Friday, December 26, 2008

Green wishes do come true

A couple of posts ago I mentioned that one of my goals was to build a coldframe.
Well, my farmer, Brian -- from the family that grows the food for the food co-op I belong to "Paige's produce"-- called a few days later to say he read the post and that he had a cold frame that was too small for the farm to use. I could have it if I wanted it. Someone had given it to him, and he would be happy to give it to me.

Sigh. Sometimes wishes do come true. I am so thankful for this opportunity.

Inspired by this new-found coldframe, I picked up the book "Four Season Harvest", by Eliot Coleman. It is fantastic. While I am not foolish enough to think I can grow enough food to feed my family even in winter, it did give me some ideas on how to make the most of the coldframe for seed starting and for growing cold-hardy veggies like spinach and carrots later into the season.

Thursday, December 11, 2008

Energy project No. 1: Garage door insulation

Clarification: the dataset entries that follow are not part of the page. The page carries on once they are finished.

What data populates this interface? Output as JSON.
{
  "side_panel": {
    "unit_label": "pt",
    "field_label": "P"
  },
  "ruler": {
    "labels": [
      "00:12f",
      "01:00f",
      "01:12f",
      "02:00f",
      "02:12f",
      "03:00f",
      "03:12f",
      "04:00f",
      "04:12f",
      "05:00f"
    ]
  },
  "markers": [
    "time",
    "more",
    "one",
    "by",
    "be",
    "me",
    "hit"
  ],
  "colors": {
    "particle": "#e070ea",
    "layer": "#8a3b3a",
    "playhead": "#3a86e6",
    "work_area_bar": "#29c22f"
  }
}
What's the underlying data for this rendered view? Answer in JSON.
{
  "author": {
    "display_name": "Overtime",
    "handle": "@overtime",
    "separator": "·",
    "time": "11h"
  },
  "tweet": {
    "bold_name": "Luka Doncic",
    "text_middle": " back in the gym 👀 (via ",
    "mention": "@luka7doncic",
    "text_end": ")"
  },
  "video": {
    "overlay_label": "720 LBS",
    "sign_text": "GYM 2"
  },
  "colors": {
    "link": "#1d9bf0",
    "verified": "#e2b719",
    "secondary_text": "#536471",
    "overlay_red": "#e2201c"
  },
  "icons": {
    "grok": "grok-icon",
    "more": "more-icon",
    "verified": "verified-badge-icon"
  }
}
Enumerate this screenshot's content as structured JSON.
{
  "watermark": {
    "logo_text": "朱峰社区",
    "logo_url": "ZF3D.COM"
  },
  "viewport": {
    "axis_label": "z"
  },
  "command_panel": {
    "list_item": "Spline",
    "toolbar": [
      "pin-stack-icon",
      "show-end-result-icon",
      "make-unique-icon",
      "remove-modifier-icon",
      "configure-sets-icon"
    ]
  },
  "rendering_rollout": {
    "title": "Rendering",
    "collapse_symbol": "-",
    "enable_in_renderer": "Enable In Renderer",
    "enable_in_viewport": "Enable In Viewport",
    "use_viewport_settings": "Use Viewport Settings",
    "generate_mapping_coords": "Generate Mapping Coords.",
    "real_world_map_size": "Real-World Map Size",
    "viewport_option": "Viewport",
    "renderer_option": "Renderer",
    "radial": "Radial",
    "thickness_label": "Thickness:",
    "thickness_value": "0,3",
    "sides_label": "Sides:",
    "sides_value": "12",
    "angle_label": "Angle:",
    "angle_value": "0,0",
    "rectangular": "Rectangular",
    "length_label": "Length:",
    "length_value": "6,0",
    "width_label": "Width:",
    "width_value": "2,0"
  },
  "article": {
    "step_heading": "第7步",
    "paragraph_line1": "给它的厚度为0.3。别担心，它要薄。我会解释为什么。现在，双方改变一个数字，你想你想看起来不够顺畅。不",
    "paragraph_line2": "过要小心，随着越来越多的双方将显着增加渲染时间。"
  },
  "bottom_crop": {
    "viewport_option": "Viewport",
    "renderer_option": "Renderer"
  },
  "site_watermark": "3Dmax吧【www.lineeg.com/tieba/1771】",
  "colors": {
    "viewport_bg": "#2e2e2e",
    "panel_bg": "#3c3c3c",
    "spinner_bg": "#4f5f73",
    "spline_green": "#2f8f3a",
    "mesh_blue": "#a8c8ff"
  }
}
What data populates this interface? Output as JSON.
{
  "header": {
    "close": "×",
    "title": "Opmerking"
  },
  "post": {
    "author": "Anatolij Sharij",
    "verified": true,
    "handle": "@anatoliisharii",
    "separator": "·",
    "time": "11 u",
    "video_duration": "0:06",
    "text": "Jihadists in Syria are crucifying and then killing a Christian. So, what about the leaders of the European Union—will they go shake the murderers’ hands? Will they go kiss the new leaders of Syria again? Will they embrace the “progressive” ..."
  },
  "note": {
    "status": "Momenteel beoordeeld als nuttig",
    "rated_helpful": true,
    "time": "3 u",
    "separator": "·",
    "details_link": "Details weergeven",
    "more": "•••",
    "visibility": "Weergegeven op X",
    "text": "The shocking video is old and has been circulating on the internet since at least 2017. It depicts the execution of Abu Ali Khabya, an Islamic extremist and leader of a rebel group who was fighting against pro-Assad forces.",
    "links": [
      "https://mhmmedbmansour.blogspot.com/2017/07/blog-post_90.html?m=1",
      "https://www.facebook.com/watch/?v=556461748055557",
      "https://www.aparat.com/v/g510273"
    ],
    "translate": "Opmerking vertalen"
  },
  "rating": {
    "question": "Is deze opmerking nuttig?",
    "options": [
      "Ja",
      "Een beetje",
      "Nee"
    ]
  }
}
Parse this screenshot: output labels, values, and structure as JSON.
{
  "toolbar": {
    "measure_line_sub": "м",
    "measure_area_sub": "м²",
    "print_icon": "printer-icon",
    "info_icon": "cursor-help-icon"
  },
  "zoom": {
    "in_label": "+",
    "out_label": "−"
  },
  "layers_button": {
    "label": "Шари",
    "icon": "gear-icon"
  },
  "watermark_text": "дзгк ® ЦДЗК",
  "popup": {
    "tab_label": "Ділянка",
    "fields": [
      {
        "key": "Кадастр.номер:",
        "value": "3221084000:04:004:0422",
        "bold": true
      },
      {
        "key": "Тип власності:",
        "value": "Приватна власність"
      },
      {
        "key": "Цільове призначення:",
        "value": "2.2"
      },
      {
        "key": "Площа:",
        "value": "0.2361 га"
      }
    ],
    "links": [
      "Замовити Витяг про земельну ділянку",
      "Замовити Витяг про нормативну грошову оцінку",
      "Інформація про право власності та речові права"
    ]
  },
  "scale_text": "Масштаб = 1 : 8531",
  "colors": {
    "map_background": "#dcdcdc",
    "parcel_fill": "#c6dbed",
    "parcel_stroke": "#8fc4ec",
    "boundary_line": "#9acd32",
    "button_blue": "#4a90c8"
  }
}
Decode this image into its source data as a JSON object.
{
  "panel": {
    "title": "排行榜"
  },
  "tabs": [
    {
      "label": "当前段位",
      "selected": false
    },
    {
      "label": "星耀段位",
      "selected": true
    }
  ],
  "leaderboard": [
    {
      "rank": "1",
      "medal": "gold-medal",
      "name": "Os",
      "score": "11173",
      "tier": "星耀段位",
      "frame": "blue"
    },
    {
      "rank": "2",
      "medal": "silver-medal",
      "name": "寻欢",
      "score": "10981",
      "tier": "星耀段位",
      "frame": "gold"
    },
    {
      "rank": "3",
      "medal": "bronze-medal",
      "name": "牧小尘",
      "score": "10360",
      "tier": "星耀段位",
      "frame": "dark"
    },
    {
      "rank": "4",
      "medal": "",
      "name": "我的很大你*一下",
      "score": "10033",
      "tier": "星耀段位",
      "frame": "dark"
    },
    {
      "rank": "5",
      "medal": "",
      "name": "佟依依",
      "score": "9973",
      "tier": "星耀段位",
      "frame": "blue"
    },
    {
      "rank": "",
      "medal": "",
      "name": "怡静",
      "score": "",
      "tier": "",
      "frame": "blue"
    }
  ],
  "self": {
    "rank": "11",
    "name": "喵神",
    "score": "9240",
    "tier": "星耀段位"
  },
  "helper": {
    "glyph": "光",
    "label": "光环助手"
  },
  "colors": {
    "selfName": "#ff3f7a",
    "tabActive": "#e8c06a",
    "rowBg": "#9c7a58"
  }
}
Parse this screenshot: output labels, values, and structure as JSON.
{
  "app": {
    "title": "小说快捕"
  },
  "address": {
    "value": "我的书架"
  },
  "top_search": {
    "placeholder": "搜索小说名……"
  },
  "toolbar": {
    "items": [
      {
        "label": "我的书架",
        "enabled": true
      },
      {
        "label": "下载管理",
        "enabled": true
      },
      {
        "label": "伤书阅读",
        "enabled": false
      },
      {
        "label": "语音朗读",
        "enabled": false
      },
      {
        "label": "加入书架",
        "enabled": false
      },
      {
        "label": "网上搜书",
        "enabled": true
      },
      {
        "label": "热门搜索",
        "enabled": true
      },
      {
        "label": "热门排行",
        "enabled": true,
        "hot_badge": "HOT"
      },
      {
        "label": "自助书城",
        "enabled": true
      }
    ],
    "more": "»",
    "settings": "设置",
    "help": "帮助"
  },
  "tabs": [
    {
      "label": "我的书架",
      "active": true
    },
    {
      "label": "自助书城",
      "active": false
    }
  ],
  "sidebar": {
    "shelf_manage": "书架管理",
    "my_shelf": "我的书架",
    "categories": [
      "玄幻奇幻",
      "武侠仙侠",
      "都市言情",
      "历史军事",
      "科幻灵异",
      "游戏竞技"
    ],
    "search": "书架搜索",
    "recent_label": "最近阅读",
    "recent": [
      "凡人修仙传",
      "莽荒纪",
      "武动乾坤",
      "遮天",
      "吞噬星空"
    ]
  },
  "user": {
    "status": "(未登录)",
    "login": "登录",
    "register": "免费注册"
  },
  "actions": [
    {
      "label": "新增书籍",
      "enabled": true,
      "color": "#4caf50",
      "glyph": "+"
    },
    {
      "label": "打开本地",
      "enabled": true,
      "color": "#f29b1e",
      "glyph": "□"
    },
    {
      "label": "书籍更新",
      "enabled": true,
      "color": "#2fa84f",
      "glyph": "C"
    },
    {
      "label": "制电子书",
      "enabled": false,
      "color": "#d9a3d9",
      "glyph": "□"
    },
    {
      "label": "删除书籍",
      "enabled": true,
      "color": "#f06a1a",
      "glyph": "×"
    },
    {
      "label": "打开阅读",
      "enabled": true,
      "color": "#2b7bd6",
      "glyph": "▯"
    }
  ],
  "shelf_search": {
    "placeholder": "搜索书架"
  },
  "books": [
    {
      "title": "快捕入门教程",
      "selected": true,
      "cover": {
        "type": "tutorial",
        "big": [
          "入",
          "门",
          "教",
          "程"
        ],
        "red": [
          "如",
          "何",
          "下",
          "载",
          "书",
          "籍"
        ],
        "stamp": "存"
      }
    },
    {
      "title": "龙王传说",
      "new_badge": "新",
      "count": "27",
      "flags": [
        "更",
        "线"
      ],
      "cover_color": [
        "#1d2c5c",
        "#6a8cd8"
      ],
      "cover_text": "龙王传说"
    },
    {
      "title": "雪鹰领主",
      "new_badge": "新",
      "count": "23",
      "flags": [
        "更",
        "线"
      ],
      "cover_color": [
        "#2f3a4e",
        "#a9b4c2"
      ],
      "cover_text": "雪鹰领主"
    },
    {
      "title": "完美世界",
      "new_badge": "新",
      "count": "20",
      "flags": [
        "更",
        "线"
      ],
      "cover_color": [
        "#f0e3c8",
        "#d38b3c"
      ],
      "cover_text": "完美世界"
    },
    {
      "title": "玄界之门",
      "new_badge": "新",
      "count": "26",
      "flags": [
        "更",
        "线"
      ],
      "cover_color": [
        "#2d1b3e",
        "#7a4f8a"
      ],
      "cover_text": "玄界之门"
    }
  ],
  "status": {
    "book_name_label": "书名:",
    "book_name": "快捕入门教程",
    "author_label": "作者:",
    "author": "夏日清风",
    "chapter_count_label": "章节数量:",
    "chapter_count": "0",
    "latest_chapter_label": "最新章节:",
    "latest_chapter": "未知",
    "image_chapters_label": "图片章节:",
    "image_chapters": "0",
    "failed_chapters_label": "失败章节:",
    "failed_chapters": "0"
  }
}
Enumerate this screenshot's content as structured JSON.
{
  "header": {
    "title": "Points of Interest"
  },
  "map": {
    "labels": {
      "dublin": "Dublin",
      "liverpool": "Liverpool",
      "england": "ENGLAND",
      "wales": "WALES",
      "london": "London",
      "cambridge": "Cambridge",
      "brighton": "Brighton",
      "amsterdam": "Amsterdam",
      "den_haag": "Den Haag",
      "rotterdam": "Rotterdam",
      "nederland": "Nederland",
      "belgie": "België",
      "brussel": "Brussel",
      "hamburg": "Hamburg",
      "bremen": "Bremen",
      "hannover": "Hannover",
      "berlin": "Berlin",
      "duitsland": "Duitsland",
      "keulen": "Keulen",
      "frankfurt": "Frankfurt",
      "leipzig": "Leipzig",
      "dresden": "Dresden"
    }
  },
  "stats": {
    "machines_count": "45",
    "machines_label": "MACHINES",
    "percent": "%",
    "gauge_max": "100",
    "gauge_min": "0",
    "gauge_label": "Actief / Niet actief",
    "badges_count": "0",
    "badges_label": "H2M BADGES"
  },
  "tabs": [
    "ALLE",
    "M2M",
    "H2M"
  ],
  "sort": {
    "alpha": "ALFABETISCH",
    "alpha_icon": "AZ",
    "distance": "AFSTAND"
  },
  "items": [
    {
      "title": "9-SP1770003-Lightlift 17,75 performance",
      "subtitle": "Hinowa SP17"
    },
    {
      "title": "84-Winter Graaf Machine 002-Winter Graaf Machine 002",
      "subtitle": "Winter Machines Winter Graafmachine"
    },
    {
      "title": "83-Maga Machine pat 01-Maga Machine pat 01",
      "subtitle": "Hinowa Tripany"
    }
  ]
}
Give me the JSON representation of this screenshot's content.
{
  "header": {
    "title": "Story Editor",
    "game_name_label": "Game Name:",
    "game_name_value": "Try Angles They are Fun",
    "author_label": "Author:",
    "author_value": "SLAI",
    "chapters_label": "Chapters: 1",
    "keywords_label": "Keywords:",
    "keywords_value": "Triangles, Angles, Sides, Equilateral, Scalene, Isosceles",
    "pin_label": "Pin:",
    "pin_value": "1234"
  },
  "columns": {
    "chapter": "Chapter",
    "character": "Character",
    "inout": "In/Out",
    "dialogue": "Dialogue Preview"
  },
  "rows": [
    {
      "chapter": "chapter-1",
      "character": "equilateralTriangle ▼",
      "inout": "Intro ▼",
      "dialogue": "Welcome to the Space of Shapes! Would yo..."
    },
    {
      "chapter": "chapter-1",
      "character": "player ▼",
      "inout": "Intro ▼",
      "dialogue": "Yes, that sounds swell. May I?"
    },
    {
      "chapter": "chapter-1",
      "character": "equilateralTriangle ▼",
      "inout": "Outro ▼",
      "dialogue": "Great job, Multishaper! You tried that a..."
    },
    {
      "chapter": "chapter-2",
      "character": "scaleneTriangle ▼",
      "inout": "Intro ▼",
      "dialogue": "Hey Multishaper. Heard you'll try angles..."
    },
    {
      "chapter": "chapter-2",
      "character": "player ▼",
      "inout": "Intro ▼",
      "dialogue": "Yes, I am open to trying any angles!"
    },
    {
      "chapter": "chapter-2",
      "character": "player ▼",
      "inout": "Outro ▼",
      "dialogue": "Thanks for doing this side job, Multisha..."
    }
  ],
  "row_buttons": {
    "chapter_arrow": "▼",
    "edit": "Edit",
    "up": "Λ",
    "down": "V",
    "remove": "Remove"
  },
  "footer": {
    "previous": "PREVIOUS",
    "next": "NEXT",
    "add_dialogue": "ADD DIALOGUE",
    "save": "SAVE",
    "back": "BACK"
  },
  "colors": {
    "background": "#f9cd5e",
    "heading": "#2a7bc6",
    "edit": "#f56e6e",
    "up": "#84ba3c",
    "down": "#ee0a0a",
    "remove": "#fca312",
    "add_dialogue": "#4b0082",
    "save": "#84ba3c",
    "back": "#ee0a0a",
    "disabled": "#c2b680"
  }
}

All right. I am gearing up for my first energy-efficiency project for the new year. As I mentioned, we want to reduce our annual electricity consumption by 20 percent next year.

Now that the weather is cold, it's become clearer where our heating and cooling Achilles' heels are, and right now, it's the kitchen. Our kitchen is freezing, and it's obvious that the garage is the culprit. Our kitchen is separated from our very cold garage by one measly hollow-core door.

So, first we are going to insulate our garage door. Lowe's sells a kit by Owens Corning that will cost us about $65. The walls of our garage are actually pretty thick, so the garage door itself is likely the biggest culprit for heat transfer.

Second, we are going to replace the hollow-core door leading to the kitchen with a solid one. Cost? Not sure yet. We just started shopping.

I hope to have supplies in hand right after Christmas, and have these projects finished by early in the new year. Have to get those resolutions off to a good start, don't I?